The cenote of Melissani is located on the southeastern slope of Frydi hill near the village of Karavomilos, 2 km NW of Sami. It is one of the most important caves in Greece as it presents special geological, biological (or better ecological), archaeological, aesthetic and mythological interest. It constitutes part of the wider karstic network of Sami.
The name "Melissani" comes either from the nymph "Melissanthi" who committed suicide by falling into the waters of the cave after god Pan rejected her love or from folk tradition after the maiden shepherd Melissanthi who accidentally fell in the cave, searching for her lost sheep or less likely has its roots in Homer’s Odyssey where the cave is cited as the home of Melisses (human souls, literally “bees”) and after laying his eyes on it, following Goddess Athena’s suggestion, Odysseus recognized his homeland. The use of the cave as a sacred site in antiquity has been documented from excavations on the small islet in the center of the lake, which yielded 4th and 3rd century BC artifacts that attest the worship of the half- goat god Pan and the Nymphs (hence the Melissani Cave is also called the Nymph Cave). The factors that seem to have made the cave ideal as a place of worship were its vaulted shape, its inaccessibility, and the presence of the aquatic element along with the vegetation and the complex geometric surfaces formed by stalactites.

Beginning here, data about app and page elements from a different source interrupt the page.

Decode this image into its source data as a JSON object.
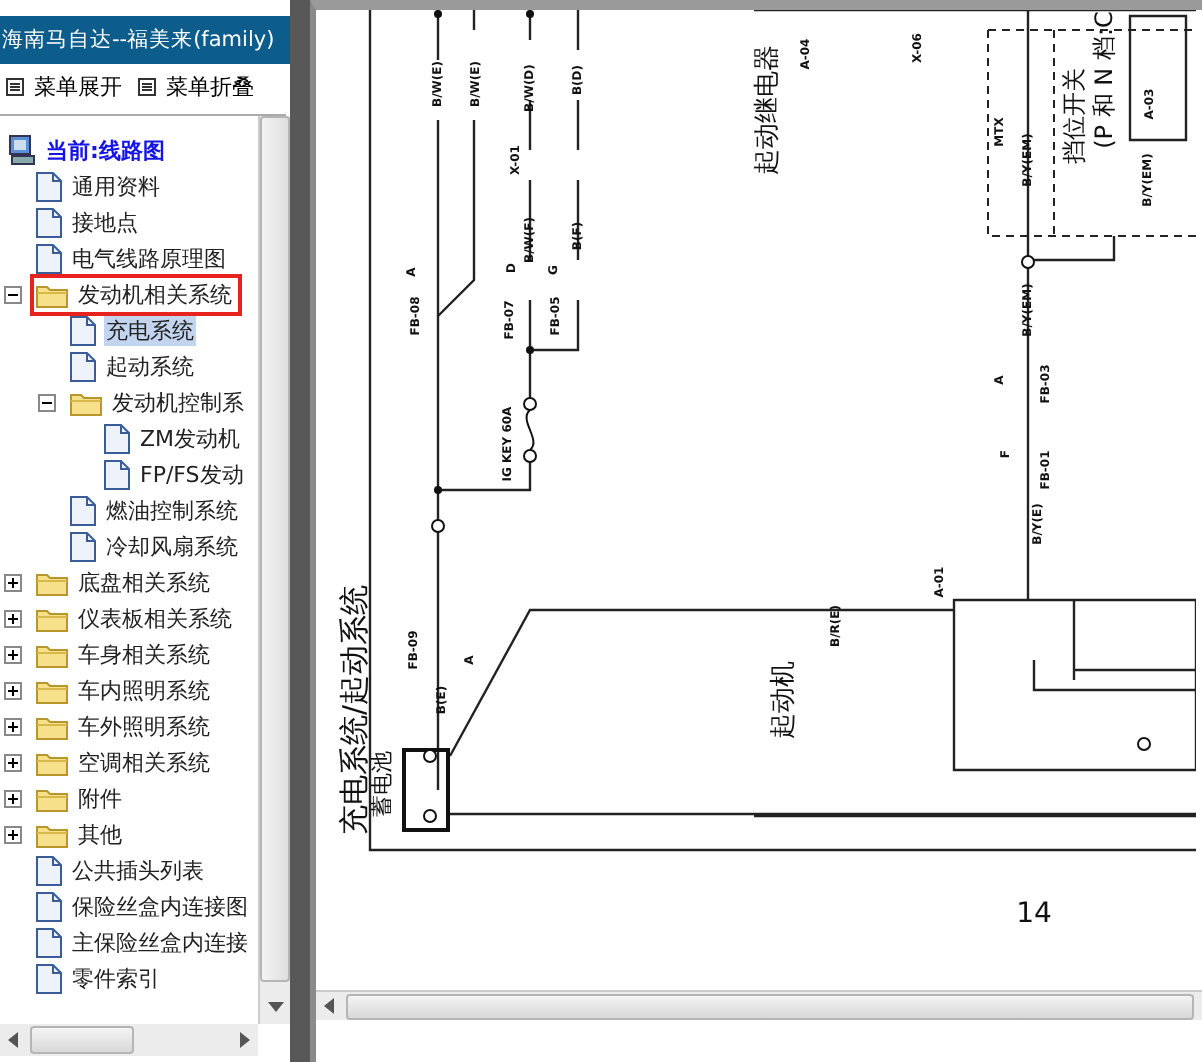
{
  "window": {
    "title": "海南马自达--福美来(family)"
  },
  "menu": [
    {
      "label": "菜单展开"
    },
    {
      "label": "菜单折叠"
    }
  ],
  "tree": [
    {
      "label": "当前:线路图",
      "kind": "root",
      "selected": false,
      "children": [
        {
          "label": "通用资料",
          "kind": "doc",
          "selected": false
        },
        {
          "label": "接地点",
          "kind": "doc",
          "selected": false
        },
        {
          "label": "电气线路原理图",
          "kind": "doc",
          "selected": false
        },
        {
          "label": "发动机相关系统",
          "kind": "folder",
          "expanded": true,
          "highlighted": true,
          "selected": false,
          "children": [
            {
              "label": "充电系统",
              "kind": "doc",
              "selected": true
            },
            {
              "label": "起动系统",
              "kind": "doc",
              "selected": false
            },
            {
              "label": "发动机控制系",
              "kind": "folder",
              "expanded": true,
              "selected": false,
              "children": [
                {
                  "label": "ZM发动机",
                  "kind": "doc",
                  "selected": false
                },
                {
                  "label": "FP/FS发动",
                  "kind": "doc",
                  "selected": false
                }
              ]
            },
            {
              "label": "燃油控制系统",
              "kind": "doc",
              "selected": false
            },
            {
              "label": "冷却风扇系统",
              "kind": "doc",
              "selected": false
            }
          ]
        },
        {
          "label": "底盘相关系统",
          "kind": "folder",
          "expanded": false,
          "selected": false
        },
        {
          "label": "仪表板相关系统",
          "kind": "folder",
          "expanded": false,
          "selected": false
        },
        {
          "label": "车身相关系统",
          "kind": "folder",
          "expanded": false,
          "selected": false
        },
        {
          "label": "车内照明系统",
          "kind": "folder",
          "expanded": false,
          "selected": false
        },
        {
          "label": "车外照明系统",
          "kind": "folder",
          "expanded": false,
          "selected": false
        },
        {
          "label": "空调相关系统",
          "kind": "folder",
          "expanded": false,
          "selected": false
        },
        {
          "label": "附件",
          "kind": "folder",
          "expanded": false,
          "selected": false
        },
        {
          "label": "其他",
          "kind": "folder",
          "expanded": false,
          "selected": false
        },
        {
          "label": "公共插头列表",
          "kind": "doc",
          "selected": false
        },
        {
          "label": "保险丝盒内连接图",
          "kind": "doc",
          "selected": false
        },
        {
          "label": "主保险丝盒内连接",
          "kind": "doc",
          "selected": false
        },
        {
          "label": "零件索引",
          "kind": "doc",
          "selected": false
        }
      ]
    }
  ],
  "diagram": {
    "labels": [
      {
        "text": "充电系统/起动系统",
        "kind": "title"
      },
      {
        "text": "蓄电池",
        "kind": "component"
      },
      {
        "text": "起动机",
        "kind": "component"
      },
      {
        "text": "起动继电器",
        "kind": "component"
      },
      {
        "text": "挡位开关",
        "kind": "component"
      },
      {
        "text": "(P 和 N 档:C",
        "kind": "component"
      },
      {
        "text": "14",
        "kind": "page-number"
      },
      {
        "text": "B/W(E)",
        "kind": "wire"
      },
      {
        "text": "B/W(E)",
        "kind": "wire"
      },
      {
        "text": "B/W(D)",
        "kind": "wire"
      },
      {
        "text": "B(D)",
        "kind": "wire"
      },
      {
        "text": "X-01",
        "kind": "connector"
      },
      {
        "text": "B/W(F)",
        "kind": "wire"
      },
      {
        "text": "B(F)",
        "kind": "wire"
      },
      {
        "text": "FB-08",
        "kind": "wire"
      },
      {
        "text": "FB-07",
        "kind": "wire"
      },
      {
        "text": "FB-05",
        "kind": "wire"
      },
      {
        "text": "IG KEY 60A",
        "kind": "wire"
      },
      {
        "text": "FB-09",
        "kind": "wire"
      },
      {
        "text": "B(E)",
        "kind": "wire"
      },
      {
        "text": "B/R(E)",
        "kind": "wire"
      },
      {
        "text": "A-01",
        "kind": "wire"
      },
      {
        "text": "A-04",
        "kind": "wire"
      },
      {
        "text": "X-06",
        "kind": "connector"
      },
      {
        "text": "MTX",
        "kind": "wire"
      },
      {
        "text": "B/Y(EM)",
        "kind": "wire"
      },
      {
        "text": "B/Y(EM)",
        "kind": "wire"
      },
      {
        "text": "FB-03",
        "kind": "wire"
      },
      {
        "text": "FB-01",
        "kind": "wire"
      },
      {
        "text": "B/Y(E)",
        "kind": "wire"
      },
      {
        "text": "A-03",
        "kind": "wire"
      },
      {
        "text": "B/Y(EM)",
        "kind": "wire"
      },
      {
        "text": "A",
        "kind": "circle"
      },
      {
        "text": "D",
        "kind": "circle"
      },
      {
        "text": "G",
        "kind": "circle"
      },
      {
        "text": "A",
        "kind": "circle"
      },
      {
        "text": "F",
        "kind": "circle"
      },
      {
        "text": "A",
        "kind": "circle"
      }
    ]
  }
}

It is a cenote, a submerged doline, with a NNW-SSE orientation developing in thin to medium bedded Upper Cretaceous (100.5-66.0 My) limestones of the Pre-Apulian zone and its shape is determined by the main system of joints that occur in the region. The current shape with the vertical and overhanging wall is attributed to the collapse of a large part of the roof after the earthquakes of 1953, which represents the natural vertical oval-shaped entrance of the cave, measuring 15x25m. (Figure 1&2).
Inside the cave, 20m below the ground surface and under the natural entrance there is a lake measuring 60x40 with a depth ranging from 10 to 35m. The total length of the accessible part of the cave is 160 m. Almost the entire area of the cave is covered by water with the exception of a 30 meters long islet, created by a debris dome that derived from the collapse of the roof (Figure 3). This islet divides the cave into two chambers starting just before the entrance of the cavernous part of the cave with a ceiling height of 18 m. A narrow channel parallel to the islet connects the first lake to a second one, which constitutes the second part of the cave (Figure 4).
The walls of the cave are ornamented by amazing stalactites (Figure 5) which have abnormal growth, this phenomenon due to the air currents that develop inside the cave combined with the relative movement of limestone blocks. Stalactite ages range from 16,400 +/- 300 to 20,400 +/- 500 years.
Underwater exploration indicated that at the southernmost part the cave continues as a 240 m long siphon, where in the first 180 m there are two chambers, 27 to 33 m long respectively, having 1 m exposed to air. In this part of the cave there are a few stalactites. After the first 180 m, the roof gradually gets lower and at 200 m from the entrance of the siphon there is only a small and narrow passage measuring 6x3m. This siphon has many stalactites and ends up in an inaccessible crevice due to collapses. However, there are indications that the cave is communicating with the rest of the area's karstic network. In addition, under the artificial entrance, at the point where visitors board the boats at -20 m, a second siphon of smaller dimensions begins. It is a small tunnel measuring 1.50x0.80 m which is probably closed by rock falls. The water of the lake consists of fresh and sea water in a 5:1 ratio (Figure 6). The visitors approach the cenote through a 70 m long artificial downhill tunnel that gets to a small pier, from where the tour to the accessible part of the cave takes place by boat.
The vegetation around Melissani Cave is of the typical Mediterranean maquis type, with evergreen, broad-leaved shrub, which, wherever present in Cephalonia, forms an exquisite landscape of high aesthetic value. Characteristic species, among many others, are the Kermes Oak (Quercus coccifera), the Mastic (Pistacia lentiscus) and the Carob (Ceratonia siliqua). In spring, one can encounter several orchids, such as Serapias bergonii. Moreover, the humid and shady conditions around the cave lake favourthe occurrence of ferns, such as the Southern Polypody Polypodium cambricum. Regarding the fauna, the visitor will easily notice the Rock Pigeons (Columba livia) that nest on the walls of the cave and are present on the small island in the middle of the lake, or even be lucky enough to encounter rare visitors, such as the Eurasian Bittern (Botaurus stellaris) an Endangered bird species for Greece. Moreover, in the water, some may be able to observe a few European Eels (Anguilla anguilla) that live in the dense underground water network of the island and can be seen where the water reaches the surface, like here in Melissani or in Karavomilos, also elsewhere. Τhe European Eel is globally evaluated as Critically Endangered (CR), according to the IUCN.